WHAT THE TASK ASKS =
Copy the records exactly. Every line must match.

[Interface dataset entries]
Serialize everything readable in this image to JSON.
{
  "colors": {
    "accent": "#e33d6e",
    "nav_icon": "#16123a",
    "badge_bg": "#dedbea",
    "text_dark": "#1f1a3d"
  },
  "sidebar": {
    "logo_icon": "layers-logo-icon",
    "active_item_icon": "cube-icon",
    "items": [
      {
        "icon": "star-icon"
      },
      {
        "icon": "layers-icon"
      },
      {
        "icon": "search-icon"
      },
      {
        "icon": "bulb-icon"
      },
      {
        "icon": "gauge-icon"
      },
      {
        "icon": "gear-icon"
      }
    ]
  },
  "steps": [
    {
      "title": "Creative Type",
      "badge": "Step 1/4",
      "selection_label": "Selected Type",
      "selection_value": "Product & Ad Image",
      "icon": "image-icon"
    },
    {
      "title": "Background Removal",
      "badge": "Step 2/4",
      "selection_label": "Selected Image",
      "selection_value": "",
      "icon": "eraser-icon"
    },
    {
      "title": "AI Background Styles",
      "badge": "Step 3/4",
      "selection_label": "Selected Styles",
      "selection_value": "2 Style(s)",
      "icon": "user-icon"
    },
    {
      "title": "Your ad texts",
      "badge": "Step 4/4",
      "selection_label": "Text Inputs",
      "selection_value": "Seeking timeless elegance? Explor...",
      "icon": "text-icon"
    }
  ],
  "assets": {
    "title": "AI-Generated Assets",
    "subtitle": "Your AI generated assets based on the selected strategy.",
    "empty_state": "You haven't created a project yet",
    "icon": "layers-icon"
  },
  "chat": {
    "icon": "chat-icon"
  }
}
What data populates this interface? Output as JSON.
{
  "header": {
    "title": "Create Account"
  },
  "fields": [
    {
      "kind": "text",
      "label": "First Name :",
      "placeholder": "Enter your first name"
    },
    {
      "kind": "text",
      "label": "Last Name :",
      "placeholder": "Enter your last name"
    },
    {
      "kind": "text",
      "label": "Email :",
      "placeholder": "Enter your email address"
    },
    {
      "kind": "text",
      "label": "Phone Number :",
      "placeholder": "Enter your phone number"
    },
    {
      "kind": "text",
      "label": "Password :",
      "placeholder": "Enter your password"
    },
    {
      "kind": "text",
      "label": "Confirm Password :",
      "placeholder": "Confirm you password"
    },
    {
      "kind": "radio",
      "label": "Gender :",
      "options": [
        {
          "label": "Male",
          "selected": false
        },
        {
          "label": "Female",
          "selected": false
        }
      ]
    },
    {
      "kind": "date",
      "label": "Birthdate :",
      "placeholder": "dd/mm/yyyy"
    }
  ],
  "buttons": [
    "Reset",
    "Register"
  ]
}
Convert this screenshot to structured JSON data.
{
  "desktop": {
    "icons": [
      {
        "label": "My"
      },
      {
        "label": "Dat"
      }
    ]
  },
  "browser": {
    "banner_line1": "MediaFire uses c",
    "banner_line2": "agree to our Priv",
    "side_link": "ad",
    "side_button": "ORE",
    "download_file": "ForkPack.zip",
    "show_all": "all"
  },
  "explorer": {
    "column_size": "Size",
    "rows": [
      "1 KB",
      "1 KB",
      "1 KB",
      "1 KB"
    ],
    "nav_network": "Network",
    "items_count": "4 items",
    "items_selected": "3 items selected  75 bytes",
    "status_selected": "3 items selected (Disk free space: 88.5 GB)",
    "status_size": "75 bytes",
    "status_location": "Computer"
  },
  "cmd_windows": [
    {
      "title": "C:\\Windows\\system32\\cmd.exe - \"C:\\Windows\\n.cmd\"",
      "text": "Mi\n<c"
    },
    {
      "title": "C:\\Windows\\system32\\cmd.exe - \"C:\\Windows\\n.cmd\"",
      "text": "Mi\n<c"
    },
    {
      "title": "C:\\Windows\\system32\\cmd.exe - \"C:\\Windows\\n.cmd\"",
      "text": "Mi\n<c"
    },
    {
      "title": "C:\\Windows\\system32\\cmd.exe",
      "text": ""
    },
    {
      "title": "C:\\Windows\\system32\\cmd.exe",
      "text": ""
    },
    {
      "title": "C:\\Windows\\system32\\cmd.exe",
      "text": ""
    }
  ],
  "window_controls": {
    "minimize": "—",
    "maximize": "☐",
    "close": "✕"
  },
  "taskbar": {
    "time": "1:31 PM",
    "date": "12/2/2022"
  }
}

WRITTEN SOLUTION =
Serialize everything readable in this image to JSON.
{
  "colors": {
    "accent": "#e33d6e",
    "nav_icon": "#16123a",
    "badge_bg": "#dedbea",
    "text_dark": "#1f1a3d"
  },
  "sidebar": {
    "logo_icon": "layers-logo-icon",
    "active_item_icon": "cube-icon",
    "items": [
      {
        "icon": "star-icon"
      },
      {
        "icon": "layers-icon"
      },
      {
        "icon": "search-icon"
      },
      {
        "icon": "bulb-icon"
      },
      {
        "icon": "gauge-icon"
      },
      {
        "icon": "gear-icon"
      }
    ]
  },
  "steps": [
    {
      "title": "Creative Type",
      "badge": "Step 1/4",
      "selection_label": "Selected Type",
      "selection_value": "Product & Ad Image",
      "icon": "image-icon"
    },
    {
      "title": "Background Removal",
      "badge": "Step 2/4",
      "selection_label": "Selected Image",
      "selection_value": "",
      "icon": "eraser-icon"
    },
    {
      "title": "AI Background Styles",
      "badge": "Step 3/4",
      "selection_label": "Selected Styles",
      "selection_value": "2 Style(s)",
      "icon": "user-icon"
    },
    {
      "title": "Your ad texts",
      "badge": "Step 4/4",
      "selection_label": "Text Inputs",
      "selection_value": "Seeking timeless elegance? Explor...",
      "icon": "text-icon"
    }
  ],
  "assets": {
    "title": "AI-Generated Assets",
    "subtitle": "Your AI generated assets based on the selected strategy.",
    "empty_state": "You haven't created a project yet",
    "icon": "layers-icon"
  },
  "chat": {
    "icon": "chat-icon"
  }
}
What data populates this interface? Output as JSON.
{
  "header": {
    "title": "Create Account"
  },
  "fields": [
    {
      "kind": "text",
      "label": "First Name :",
      "placeholder": "Enter your first name"
    },
    {
      "kind": "text",
      "label": "Last Name :",
      "placeholder": "Enter your last name"
    },
    {
      "kind": "text",
      "label": "Email :",
      "placeholder": "Enter your email address"
    },
    {
      "kind": "text",
      "label": "Phone Number :",
      "placeholder": "Enter your phone number"
    },
    {
      "kind": "text",
      "label": "Password :",
      "placeholder": "Enter your password"
    },
    {
      "kind": "text",
      "label": "Confirm Password :",
      "placeholder": "Confirm you password"
    },
    {
      "kind": "radio",
      "label": "Gender :",
      "options": [
        {
          "label": "Male",
          "selected": false
        },
        {
          "label": "Female",
          "selected": false
        }
      ]
    },
    {
      "kind": "date",
      "label": "Birthdate :",
      "placeholder": "dd/mm/yyyy"
    }
  ],
  "buttons": [
    "Reset",
    "Register"
  ]
}
Convert this screenshot to structured JSON data.
{
  "desktop": {
    "icons": [
      {
        "label": "My"
      },
      {
        "label": "Dat"
      }
    ]
  },
  "browser": {
    "banner_line1": "MediaFire uses c",
    "banner_line2": "agree to our Priv",
    "side_link": "ad",
    "side_button": "ORE",
    "download_file": "ForkPack.zip",
    "show_all": "all"
  },
  "explorer": {
    "column_size": "Size",
    "rows": [
      "1 KB",
      "1 KB",
      "1 KB",
      "1 KB"
    ],
    "nav_network": "Network",
    "items_count": "4 items",
    "items_selected": "3 items selected  75 bytes",
    "status_selected": "3 items selected (Disk free space: 88.5 GB)",
    "status_size": "75 bytes",
    "status_location": "Computer"
  },
  "cmd_windows": [
    {
      "title": "C:\\Windows\\system32\\cmd.exe - \"C:\\Windows\\n.cmd\"",
      "text": "Mi\n<c"
    },
    {
      "title": "C:\\Windows\\system32\\cmd.exe - \"C:\\Windows\\n.cmd\"",
      "text": "Mi\n<c"
    },
    {
      "title": "C:\\Windows\\system32\\cmd.exe - \"C:\\Windows\\n.cmd\"",
      "text": "Mi\n<c"
    },
    {
      "title": "C:\\Windows\\system32\\cmd.exe",
      "text": ""
    },
    {
      "title": "C:\\Windows\\system32\\cmd.exe",
      "text": ""
    },
    {
      "title": "C:\\Windows\\system32\\cmd.exe",
      "text": ""
    }
  ],
  "window_controls": {
    "minimize": "—",
    "maximize": "☐",
    "close": "✕"
  },
  "taskbar": {
    "time": "1:31 PM",
    "date": "12/2/2022"
  }
}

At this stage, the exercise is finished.